I’m facing a big learning curve here. Other than what I learned on my ham radio license prep, I know little to nothing about signals north of 30 MHz!
But that’s the thing about radio in general: I love learning new skills and exploring the world just a little outside my comfort zone!
I’m already putting out feelers for a good transceiver (thinking a used Yaesu FT-897 or FT-100D).
How committed am I? A QRP EME station has been officially added to my Social DX bucket list. That’s pretty darn serious!
Post readers: Any EME enthusiasts in our community? If so, please comment with any suggestions you may have as I dive deeper into the world of moon bounce!
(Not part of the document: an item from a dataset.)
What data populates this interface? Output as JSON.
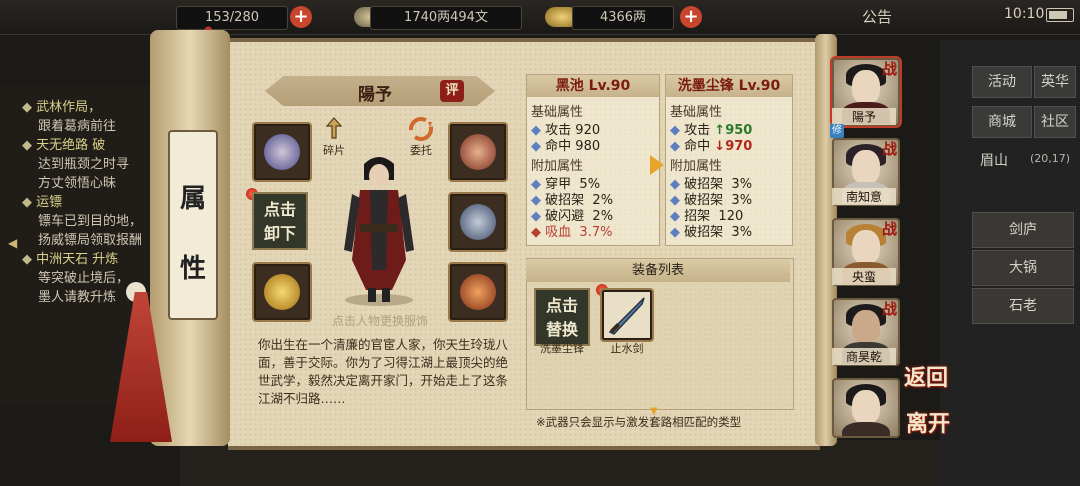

Started chasing signals off the moon about the spring of 2022. Been staring at the big Glowy ball in the sky ever since. Got antennas, assorted radios, SDR’s, funcube dongles, power amps (150 watts or so ) and because of local noise still only hear the mega station DL7APV when he is on. Gonna keep trying. I mean just look at that big reflector overhead. 73’s de N5UTV
The break throughs came in the late 70s with GaAs FETs from Plessey Research, Caswell (GAT5 device) with ultra-low noise figures. I knew the team that researched and produced these early FETs. Later, it was DBS (direct broadcast satellite [Astra]) in X-band that drove the quest for even better devices, which were GaAlAs HEMTs. We made these in Plessey Towcester, UK in production quantities, while being chased by NEC and Fujitsu in Japan. In 1989 yours truly, with 7 other engineers, produced and tested 400,000 HEMTs in 10 weeks for delivery to 18″ dish satellite receiver LNBs, the worlds largest order at the time….. and they worked! By the way, you can always tell a Plessey person, we called ’em GaAlAs [gally-ally-arsenide], whereas everybody else called them AlGaAs [al-gas]. Very odd.
I think I mentioned before that it’s become easier in recent years because there are hams with great antennas, making it a bit easier for simpler stations.
And sixty years ago finicky parametric amplifiers were the ultimate in low noise reception Gaasfets beat them, and without the complicated circuitry or adjustment. Yiu can also get a portable transceiver that gives you HF through 432MHz in a tiny package, fifty years ago it would still be a rack of equioment. Yiu still need a power amp!ifier.
There was work on under the noise reception in the sixties, I’m not sure how much these automated programs today derive from them.
Never tried EME bounces. but years ago (maybe eons ago) when I was 16 or maybe 17 I played with microwave owens tubes to build some primitive gHz xmtr and we (yeah some other mads too) were able to establish a link across the adriatic sea; from mtl. Conero to Biokovo mt. that was fun (ok if you like microwaves burns, that is) so I do really plaude to this EME setup, lucky guy !